Task objective: Using the records below, find every line that includes "bullets" and copy it.

Dataset records:
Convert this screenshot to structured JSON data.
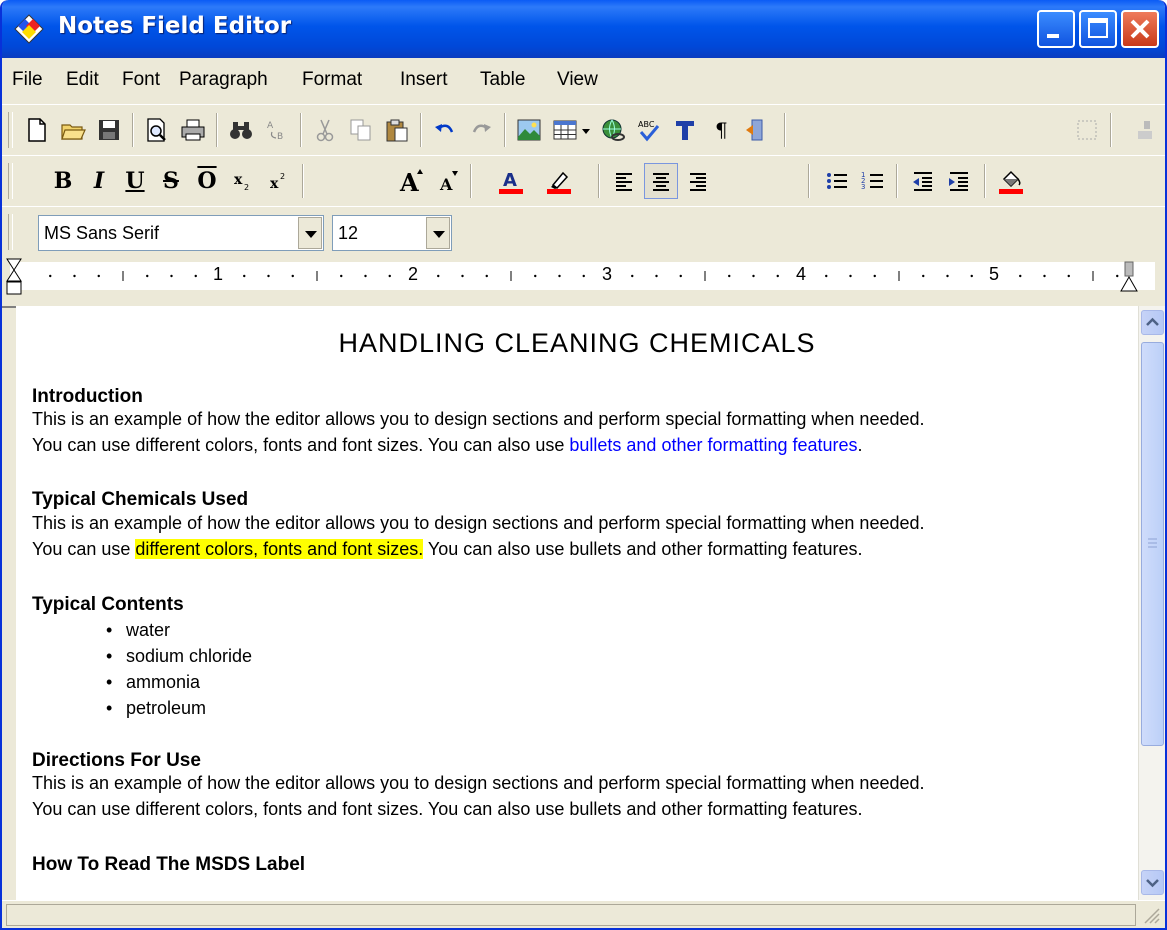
{
  "window": {
    "title": "Notes Field Editor"
  },
  "menu": [
    "File",
    "Edit",
    "Font",
    "Paragraph",
    "Format",
    "Insert",
    "Table",
    "View"
  ],
  "format_toolbar": {
    "bold": "B",
    "italic": "I",
    "underline": "U",
    "strike": "S",
    "overline": "O"
  },
  "font_toolbar": {
    "font_name": "MS Sans Serif",
    "font_size": "12"
  },
  "ruler": {
    "numbers": [
      "1",
      "2",
      "3",
      "4",
      "5"
    ]
  },
  "document": {
    "title": "HANDLING CLEANING CHEMICALS",
    "sections": [
      {
        "heading": "Introduction",
        "line1": "This is an example of how the editor allows you to design sections and perform special formatting when needed.",
        "line2_pre": "You can use different colors, fonts and font sizes.  You can also use ",
        "line2_link": "bullets and other formatting features",
        "line2_post": "."
      },
      {
        "heading": "Typical Chemicals Used",
        "line1": "This is an example of how the editor allows you to design sections and perform special formatting when needed.",
        "line2_pre": "You can use ",
        "line2_highlight": "different colors, fonts and font sizes.",
        "line2_post": "  You can also use bullets and other formatting features."
      },
      {
        "heading": "Typical Contents",
        "bullets": [
          "water",
          "sodium chloride",
          "ammonia",
          "petroleum"
        ]
      },
      {
        "heading": "Directions For Use",
        "line1": "This is an example of how the editor allows you to design sections and perform special formatting when needed.",
        "line2": "You can use different colors, fonts and font sizes.  You can also use bullets and other formatting features."
      },
      {
        "heading": "How To Read The MSDS Label"
      }
    ]
  },
  "colors": {
    "titlebar": "#0055ea",
    "link": "#0000ff",
    "highlight": "#ffff00",
    "font_color_bar": "#ff0000"
  }
}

Answer below:
        "line2_link": "bullets and other formatting features",
        "line2_post": "  You can also use bullets and other formatting features."
        "bullets": [
        "line2": "You can use different colors, fonts and font sizes.  You can also use bullets and other formatting features."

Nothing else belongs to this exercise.